What do you get when you cross Friday the 13th with Valentines Day? Apparently a lot of drama in the Arctic as we found out this past Friday and Saturday. Friday started like any normal day: we prepared an ICE-MITT box to take out in the field, Box #4. It was working fine in the Theatre (garage); so we packed it on the sled; rode out to Site 2 and… the box didn’t turn on. It pulled what Ellyn calls “a Porky Pig” (“Th-th-th-th-th-th-that’s all folks!”) and refused to start in the cold; -28˚F is evidently a problem for electronics.
Because we had figured this out AFTER we had unpacked all of our equipment, we left Box #4, the generator and the corer out on the ice and went back to pick up a second ICE-MITT box (#6). Other than this little bump in the road – uh, ice – everything else went great! We took one ICE-MITT core at Site 2, moved up the coast a mile or so to Site 3 and got an ICE-MITT core there, plus an isothermal core to go in the core tube. This was all pretty success, and we got home in time for a late lunch.
After lunch, Ross tried to diagnose the problem with Box #4 … but it was again running fine indoors! He narrowed it down to the (highly scientific) conclusion that Box #4 is just the worst and has been cursed from the beginning (apparently that box and Ross have a troubled past). Or we can chalk it up to Friday the 13th. All very scientific reasoning of course.
The next day was Valentines Day! Rachel woke up the house yelling “Cupid’s here!” And Ross and I sleepily tumbled out of our rooms to find all of the Valentine’s Day lovin’ displayed on the kitchen table—aw, thanks Cupid!
Chocolate for days! We wasted very little time in exploring the many flavors of Russell Stover, though, and headed back to the Theatre where our ICE-MITT boxes and supplies are all kept. (Gentle Reader: You know those people who bite a corner off each chocolate to see what kind it is? A certain undergraduate team member – her name withheld for privacy – is one of those people!)
This is where the real drama started (curse you, Cupid!). We arrived at the Theatre to find that Box #6, the replacement for Box #4 on Friday, was not running at all. Ross tried to quickly diagnose to problem but, realizing that this box was going to take a long time to fix, we removed the cores we had taken the day before and relocated them to open slots in other working boxes.

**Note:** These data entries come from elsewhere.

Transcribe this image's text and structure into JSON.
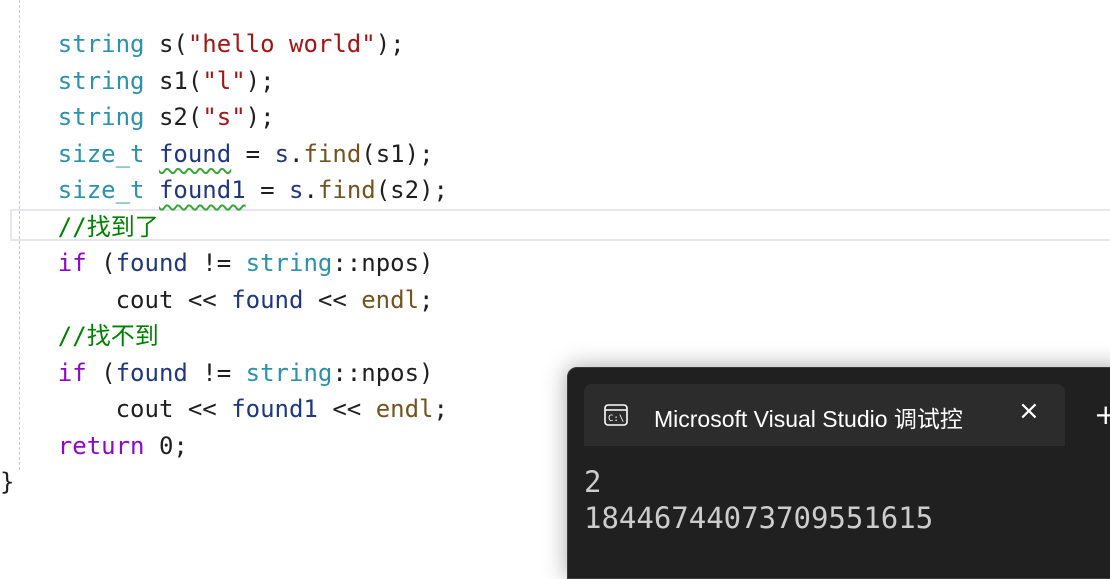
{
  "code": {
    "line1": {
      "type": "string",
      "var": "s",
      "open": "(",
      "str": "\"hello world\"",
      "close": ");"
    },
    "line2": {
      "type": "string",
      "var": "s1",
      "open": "(",
      "str": "\"l\"",
      "close": ");"
    },
    "line3": {
      "type": "string",
      "var": "s2",
      "open": "(",
      "str": "\"s\"",
      "close": ");"
    },
    "line4": {
      "type": "size_t",
      "var": "found",
      "eq": " = ",
      "obj": "s",
      "dot": ".",
      "fn": "find",
      "arg": "(s1);"
    },
    "line5": {
      "type": "size_t",
      "var": "found1",
      "eq": " = ",
      "obj": "s",
      "dot": ".",
      "fn": "find",
      "arg": "(s2);"
    },
    "line6": {
      "comment": "//找到了"
    },
    "line7": {
      "kw": "if",
      "a": " (",
      "var": "found",
      "op": " != ",
      "cls": "string",
      "b": "::npos)"
    },
    "line8": {
      "a": "cout",
      "op1": " << ",
      "var": "found",
      "op2": " << ",
      "fn": "endl",
      "b": ";"
    },
    "line9": {
      "comment": "//找不到"
    },
    "line10": {
      "kw": "if",
      "a": " (",
      "var": "found",
      "op": " != ",
      "cls": "string",
      "b": "::npos)"
    },
    "line11": {
      "a": "cout",
      "op1": " << ",
      "var": "found1",
      "op2": " << ",
      "fn": "endl",
      "b": ";"
    },
    "line12": {
      "kw": "return",
      "a": " 0;"
    },
    "line13": {
      "brace": "}"
    }
  },
  "console": {
    "title": "Microsoft Visual Studio 调试控",
    "close_icon": "×",
    "new_tab_icon": "+",
    "output": [
      "2",
      "18446744073709551615"
    ]
  }
}
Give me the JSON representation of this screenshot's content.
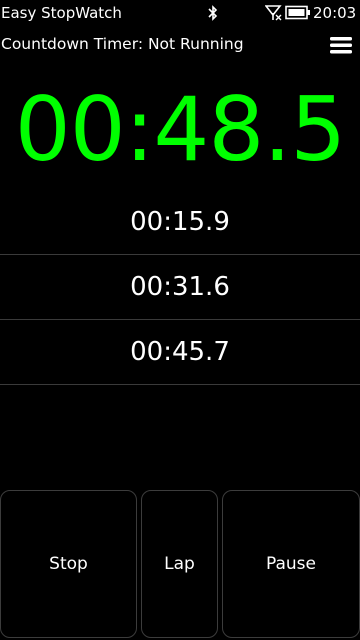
{
  "status_bar": {
    "app_name": "Easy StopWatch",
    "time": "20:03",
    "icons": [
      "bluetooth-icon",
      "signal-icon",
      "battery-icon"
    ]
  },
  "header": {
    "timer_status": "Countdown Timer: Not Running",
    "menu_icon": "hamburger-menu-icon"
  },
  "stopwatch": {
    "elapsed": "00:48.5",
    "color": "#00ff00"
  },
  "laps": [
    {
      "time": "00:15.9"
    },
    {
      "time": "00:31.6"
    },
    {
      "time": "00:45.7"
    }
  ],
  "controls": {
    "stop_label": "Stop",
    "lap_label": "Lap",
    "pause_label": "Pause"
  }
}
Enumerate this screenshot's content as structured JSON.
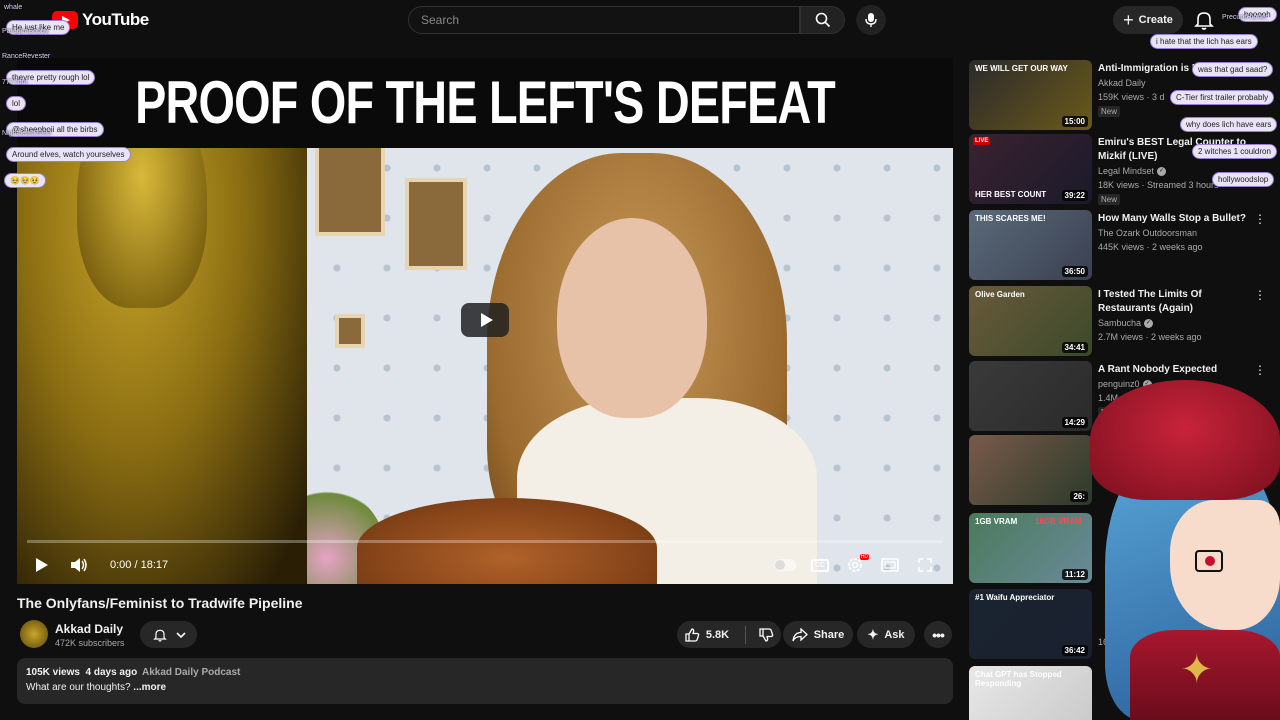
{
  "header": {
    "logo_text": "YouTube",
    "search_placeholder": "Search",
    "create_label": "Create"
  },
  "player": {
    "headline": "PROOF OF THE LEFT'S DEFEAT",
    "time": "0:00 / 18:17",
    "progress": 0
  },
  "video": {
    "title": "The Onlyfans/Feminist to Tradwife Pipeline",
    "channel": "Akkad Daily",
    "subscribers": "472K subscribers",
    "likes": "5.8K",
    "share_label": "Share",
    "ask_label": "Ask",
    "views": "105K views",
    "age": "4 days ago",
    "podcast": "Akkad Daily Podcast",
    "description": "What are our thoughts?",
    "more_label": "...more"
  },
  "recommendations": [
    {
      "title": "Anti-Immigration is L",
      "channel": "Akkad Daily",
      "stats": "159K views · 3 d",
      "new": "New",
      "duration": "15:00",
      "caption": "WE WILL GET OUR WAY",
      "colors": [
        "#2a2a2a",
        "#6b5a1a"
      ]
    },
    {
      "title": "Emiru's BEST Legal Counter to Mizkif (LIVE)",
      "channel": "Legal Mindset",
      "stats": "18K views · Streamed 3 hours",
      "new": "New",
      "duration": "39:22",
      "caption": "HER BEST COUNT",
      "live": "LIVE",
      "colors": [
        "#3a2230",
        "#1a1a2a"
      ]
    },
    {
      "title": "How Many Walls Stop a Bullet?",
      "channel": "The Ozark Outdoorsman",
      "stats": "445K views · 2 weeks ago",
      "duration": "36:50",
      "caption": "THIS SCARES ME!",
      "colors": [
        "#5a6a7a",
        "#3a4050"
      ]
    },
    {
      "title": "I Tested The Limits Of Restaurants (Again)",
      "channel": "Sambucha",
      "stats": "2.7M views · 2 weeks ago",
      "duration": "34:41",
      "caption": "Olive Garden",
      "colors": [
        "#6a5a3a",
        "#3a4a2a"
      ]
    },
    {
      "title": "A Rant Nobody Expected",
      "channel": "penguinz0",
      "stats": "1.4M vie",
      "new": "New",
      "duration": "14:29",
      "colors": [
        "#3a3a3a",
        "#2a2a2a"
      ]
    },
    {
      "title": "",
      "channel": "",
      "stats": "",
      "duration": "26:",
      "colors": [
        "#7a5a4a",
        "#2a3a2a"
      ]
    },
    {
      "title": "",
      "channel": "",
      "stats": "",
      "duration": "11:12",
      "caption": "1GB VRAM",
      "caption2": "16GB VRAM",
      "colors": [
        "#4a7a5a",
        "#6a8a9a"
      ]
    },
    {
      "title": "",
      "channel": "",
      "stats": "165",
      "duration": "36:42",
      "caption": "#1 Waifu Appreciator",
      "colors": [
        "#1a2430",
        "#1a2030"
      ]
    },
    {
      "title": "",
      "channel": "",
      "stats": "",
      "caption": "Chat GPT has Stopped Responding",
      "colors": [
        "#e8e8e8",
        "#c8c8c8"
      ]
    }
  ],
  "chat_overlay": [
    {
      "user": "whale",
      "msg": "He just like me"
    },
    {
      "user": "ParagonBobby",
      "msg": ""
    },
    {
      "user": "RanceRevester",
      "msg": "theyre pretty rough lol"
    },
    {
      "user": "7777dm",
      "msg": "lol"
    },
    {
      "user": "",
      "msg": "@sheepboii all the birbs"
    },
    {
      "user": "Nightbeast3083",
      "msg": "Around elves, watch yourselves"
    },
    {
      "user": "",
      "msg": "🥹🥹🥹"
    },
    {
      "user": "",
      "msg": "i hate that the lich has ears"
    },
    {
      "user": "",
      "msg": "booooh"
    },
    {
      "user": "PrecureHunter",
      "msg": ""
    },
    {
      "user": "",
      "msg": "was that gad saad?"
    },
    {
      "user": "",
      "msg": "C-Tier first trailer probably"
    },
    {
      "user": "",
      "msg": "why does lich have ears"
    },
    {
      "user": "",
      "msg": "2 witches 1 couldron"
    },
    {
      "user": "",
      "msg": "hollywoodslop"
    }
  ]
}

We were afraid this would be tricky, as sometimes the core ends freeze to the aluminum end plates in the ICE-MITTS, but fortunately we had minimal trouble with these ones. Having solved the largest problem at hand, maintaining the ice cores at their right temperatures, we left the broken box in the Theatre and headed out for the field day that we had planned.
This was the day that we were installing the wire harp. The wire harp is a device developed, and loaned to us, by Dr. Dirk Notz of the Max Planck Institute for Meteorology in Hamburg, Germany, that permits in situ measurements of salinity and solid fraction as a function of depth in growing sea ice.

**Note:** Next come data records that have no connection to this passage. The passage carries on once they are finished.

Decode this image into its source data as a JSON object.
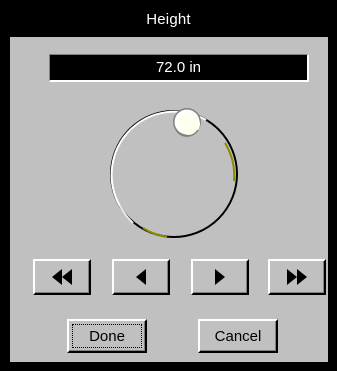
{
  "dialog": {
    "title": "Height",
    "value_display": "72.0 in",
    "dial": {
      "knob_angle_degrees": 340,
      "accent_color": "#8a8a00"
    },
    "nav_buttons": [
      {
        "icon": "fast-rewind-icon",
        "glyph": "◀◀"
      },
      {
        "icon": "step-back-icon",
        "glyph": "◀"
      },
      {
        "icon": "step-forward-icon",
        "glyph": "▶"
      },
      {
        "icon": "fast-forward-icon",
        "glyph": "▶▶"
      }
    ],
    "done_label": "Done",
    "cancel_label": "Cancel"
  }
}
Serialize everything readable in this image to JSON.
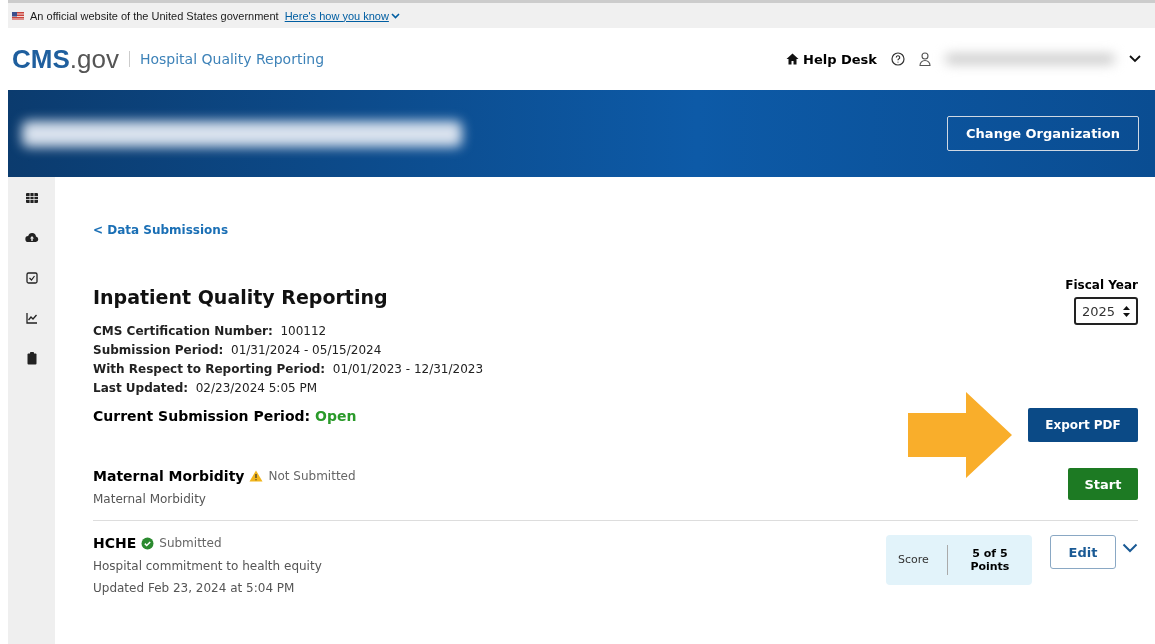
{
  "gov_banner": {
    "text": "An official website of the United States government",
    "link": "Here's how you know"
  },
  "header": {
    "logo_main": "CMS",
    "logo_suffix": ".gov",
    "product": "Hospital Quality Reporting",
    "help_desk": "Help Desk"
  },
  "org_banner": {
    "button": "Change Organization"
  },
  "sidebar": {
    "items": [
      {
        "kind": "grid",
        "selected": false
      },
      {
        "kind": "cloud",
        "selected": false
      },
      {
        "kind": "check",
        "selected": false
      },
      {
        "kind": "chart",
        "selected": false
      },
      {
        "kind": "clipboard",
        "selected": false
      }
    ]
  },
  "breadcrumb": "< Data Submissions",
  "program": {
    "title": "Inpatient Quality Reporting",
    "details": [
      {
        "label": "CMS Certification Number:",
        "value": "100112"
      },
      {
        "label": "Submission Period:",
        "value": "01/31/2024 - 05/15/2024"
      },
      {
        "label": "With Respect to Reporting Period:",
        "value": "01/01/2023 - 12/31/2023"
      },
      {
        "label": "Last Updated:",
        "value": "02/23/2024 5:05 PM"
      }
    ],
    "period_label": "Current Submission Period:",
    "period_status": "Open"
  },
  "fiscal_year": {
    "label": "Fiscal Year",
    "value": "2025"
  },
  "export_button": "Export PDF",
  "submissions": [
    {
      "kind": "start",
      "name": "Maternal Morbidity",
      "status": {
        "kind": "warning",
        "text": "Not Submitted"
      },
      "description": "Maternal Morbidity",
      "action": "Start"
    },
    {
      "kind": "scored",
      "name": "HCHE",
      "status": {
        "kind": "submitted",
        "text": "Submitted"
      },
      "description": "Hospital commitment to health equity",
      "updated": "Updated Feb 23, 2024 at 5:04 PM",
      "score_label": "Score",
      "score_value": "5 of 5 Points",
      "action": "Edit",
      "expanded": false
    }
  ]
}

It has 32 pairs of parallel platinum wires and measures electrical impedance between these. Impedance is the opposition that a circuit presents to an alternating current. Voltage is applied to the wire harp from a 12V car battery.

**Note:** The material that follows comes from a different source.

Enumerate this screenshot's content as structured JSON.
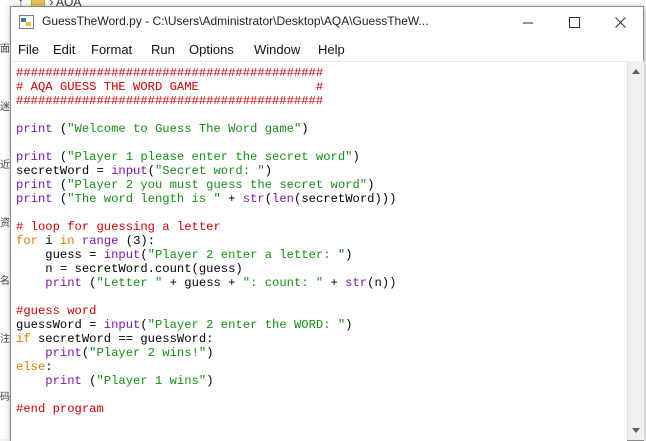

The impedance between the pairs of wires is a function of how much solid ice there is. Brine is much more conducting. Thus, we are essentially using the wire harp to measure solid (ice) fractions, or brine channel fraction, as the sea ice freezes.
Mike and Nelson helped us cut a 2.5 x 2.5 ft square out of sea ice that was over a meter thick. Ice does not exactly cut like butter! Even with augers, chainsaws, ice saws, and pry bars, opening a 2.5 foot square hole in meter thick ice was a several hour undertaking. All in all though it was rather fun, a bit like destroying a sandcastle with your feet or demolishing a wall with a sledgehammer.
Finally, Rachel suspended the wire harp in the pool we had created and set the 12V marine battery on one side and the box containing the electronics on the other… the whole contraption is held down with ice screws and rope. Hopefully it won’t look too appealing to polar bears. In case it does, we hope the mini ice-henge we erected around it will distract them!
Now we wait. The ice will freeze about 10 cm the first day and then more slowly each day after that. We want ice to completely freeze over the wire harp, while it collect impedance data. We expect it to take 1-2 weeks for the ice to grow past the bottom of the wire harp, 27 cm down. Rachel said, “This thing is going to be a bear to get out! Hopefully not literally.”